▶ [Aim of the exercise]:
Every line with the string "structured" must be copied from the entries below.

Items from an interface collection
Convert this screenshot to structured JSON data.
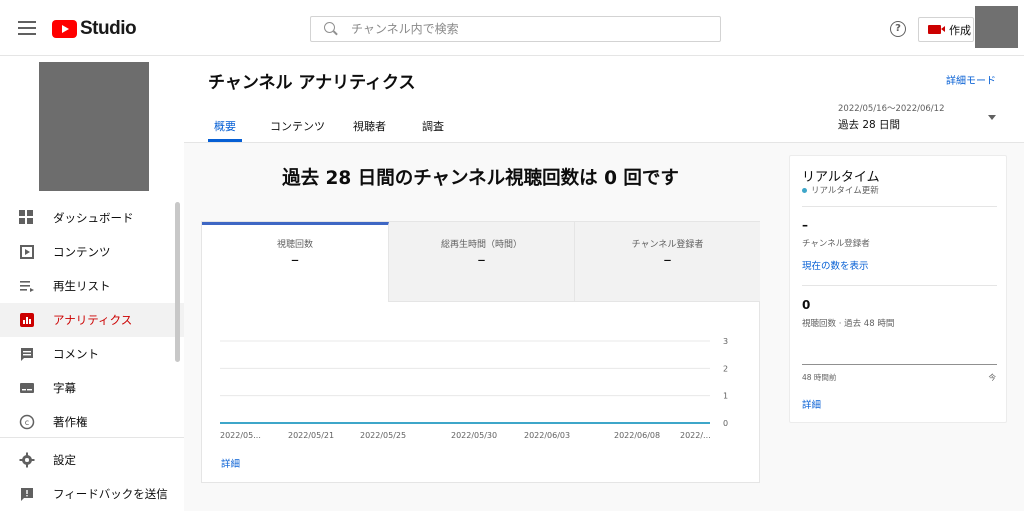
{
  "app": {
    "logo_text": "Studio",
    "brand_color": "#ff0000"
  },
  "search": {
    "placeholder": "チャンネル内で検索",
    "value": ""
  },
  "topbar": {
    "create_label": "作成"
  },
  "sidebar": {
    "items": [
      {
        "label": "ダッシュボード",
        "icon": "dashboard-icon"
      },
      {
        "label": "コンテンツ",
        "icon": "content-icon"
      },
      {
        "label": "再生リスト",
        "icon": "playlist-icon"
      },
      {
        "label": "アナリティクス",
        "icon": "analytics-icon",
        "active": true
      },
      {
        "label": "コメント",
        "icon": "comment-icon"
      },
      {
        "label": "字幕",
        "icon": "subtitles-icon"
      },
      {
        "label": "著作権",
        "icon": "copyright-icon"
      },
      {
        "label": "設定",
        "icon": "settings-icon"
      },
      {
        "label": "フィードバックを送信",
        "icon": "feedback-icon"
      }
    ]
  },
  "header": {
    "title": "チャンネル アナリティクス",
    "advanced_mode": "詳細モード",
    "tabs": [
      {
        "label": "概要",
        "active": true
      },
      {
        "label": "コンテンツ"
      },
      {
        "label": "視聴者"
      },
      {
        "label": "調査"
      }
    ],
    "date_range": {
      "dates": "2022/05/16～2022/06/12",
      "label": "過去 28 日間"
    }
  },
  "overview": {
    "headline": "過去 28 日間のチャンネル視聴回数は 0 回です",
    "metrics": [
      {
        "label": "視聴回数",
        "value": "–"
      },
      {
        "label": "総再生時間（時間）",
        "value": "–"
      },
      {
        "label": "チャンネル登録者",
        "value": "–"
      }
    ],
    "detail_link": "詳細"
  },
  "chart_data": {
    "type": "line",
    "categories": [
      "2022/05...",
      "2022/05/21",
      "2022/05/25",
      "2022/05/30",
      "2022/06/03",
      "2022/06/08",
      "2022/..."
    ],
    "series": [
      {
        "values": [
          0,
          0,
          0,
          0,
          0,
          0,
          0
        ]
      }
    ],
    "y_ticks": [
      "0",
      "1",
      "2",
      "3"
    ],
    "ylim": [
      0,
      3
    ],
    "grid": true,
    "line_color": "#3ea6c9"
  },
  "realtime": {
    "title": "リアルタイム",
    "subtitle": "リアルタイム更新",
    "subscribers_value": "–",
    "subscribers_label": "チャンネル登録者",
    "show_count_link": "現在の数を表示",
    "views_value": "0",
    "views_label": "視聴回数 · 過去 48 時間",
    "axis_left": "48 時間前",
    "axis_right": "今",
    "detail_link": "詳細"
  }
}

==

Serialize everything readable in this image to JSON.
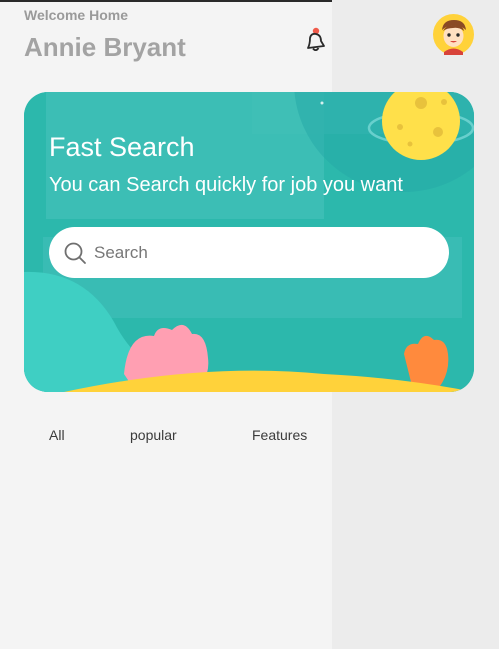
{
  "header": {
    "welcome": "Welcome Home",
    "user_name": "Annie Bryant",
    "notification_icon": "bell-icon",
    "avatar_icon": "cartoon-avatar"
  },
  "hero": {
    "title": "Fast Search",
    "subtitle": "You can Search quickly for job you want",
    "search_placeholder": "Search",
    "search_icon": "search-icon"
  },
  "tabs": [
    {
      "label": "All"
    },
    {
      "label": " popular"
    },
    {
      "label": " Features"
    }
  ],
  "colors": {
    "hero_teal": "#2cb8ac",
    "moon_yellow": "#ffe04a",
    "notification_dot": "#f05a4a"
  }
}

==

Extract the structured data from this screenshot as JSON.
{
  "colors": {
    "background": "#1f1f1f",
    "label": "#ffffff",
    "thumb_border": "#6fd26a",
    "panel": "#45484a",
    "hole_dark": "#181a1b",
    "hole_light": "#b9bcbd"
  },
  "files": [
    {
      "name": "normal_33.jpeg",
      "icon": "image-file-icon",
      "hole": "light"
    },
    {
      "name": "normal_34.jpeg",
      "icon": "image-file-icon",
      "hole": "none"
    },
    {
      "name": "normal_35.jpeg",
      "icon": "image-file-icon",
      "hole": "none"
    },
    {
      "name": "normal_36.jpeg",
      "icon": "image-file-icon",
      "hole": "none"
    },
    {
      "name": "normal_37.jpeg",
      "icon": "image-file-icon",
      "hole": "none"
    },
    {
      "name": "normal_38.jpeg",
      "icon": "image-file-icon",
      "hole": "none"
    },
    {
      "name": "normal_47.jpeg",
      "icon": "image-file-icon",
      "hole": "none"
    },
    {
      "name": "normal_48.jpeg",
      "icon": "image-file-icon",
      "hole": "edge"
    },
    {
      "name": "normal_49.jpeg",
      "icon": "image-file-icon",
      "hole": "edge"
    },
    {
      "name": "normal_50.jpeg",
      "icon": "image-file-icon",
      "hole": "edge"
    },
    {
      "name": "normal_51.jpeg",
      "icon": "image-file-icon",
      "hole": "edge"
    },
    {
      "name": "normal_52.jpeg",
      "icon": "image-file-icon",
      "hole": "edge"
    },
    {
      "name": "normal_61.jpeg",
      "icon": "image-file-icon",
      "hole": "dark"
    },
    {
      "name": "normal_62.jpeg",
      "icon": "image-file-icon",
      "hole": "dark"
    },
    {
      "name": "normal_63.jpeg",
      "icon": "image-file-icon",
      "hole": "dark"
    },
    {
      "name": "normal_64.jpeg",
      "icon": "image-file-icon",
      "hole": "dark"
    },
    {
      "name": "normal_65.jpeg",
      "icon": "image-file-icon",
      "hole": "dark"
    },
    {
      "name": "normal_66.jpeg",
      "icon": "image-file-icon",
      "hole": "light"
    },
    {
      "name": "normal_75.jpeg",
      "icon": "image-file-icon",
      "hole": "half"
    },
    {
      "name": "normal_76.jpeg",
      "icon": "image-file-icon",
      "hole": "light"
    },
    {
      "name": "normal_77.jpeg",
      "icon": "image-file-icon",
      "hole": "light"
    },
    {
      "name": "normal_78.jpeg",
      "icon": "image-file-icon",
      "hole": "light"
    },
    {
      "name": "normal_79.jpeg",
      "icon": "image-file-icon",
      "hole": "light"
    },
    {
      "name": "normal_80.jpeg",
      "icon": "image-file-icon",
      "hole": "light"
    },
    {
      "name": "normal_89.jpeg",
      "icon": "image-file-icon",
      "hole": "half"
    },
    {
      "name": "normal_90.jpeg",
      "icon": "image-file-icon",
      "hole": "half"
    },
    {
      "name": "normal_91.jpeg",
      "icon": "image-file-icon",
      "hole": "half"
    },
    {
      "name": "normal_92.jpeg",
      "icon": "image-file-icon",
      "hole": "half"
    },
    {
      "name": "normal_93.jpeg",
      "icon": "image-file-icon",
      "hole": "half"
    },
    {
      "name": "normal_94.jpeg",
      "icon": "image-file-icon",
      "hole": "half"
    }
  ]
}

▶ [Answer section]:
Convert this screenshot to structured JSON data.
Extract the structured data from this screenshot as JSON.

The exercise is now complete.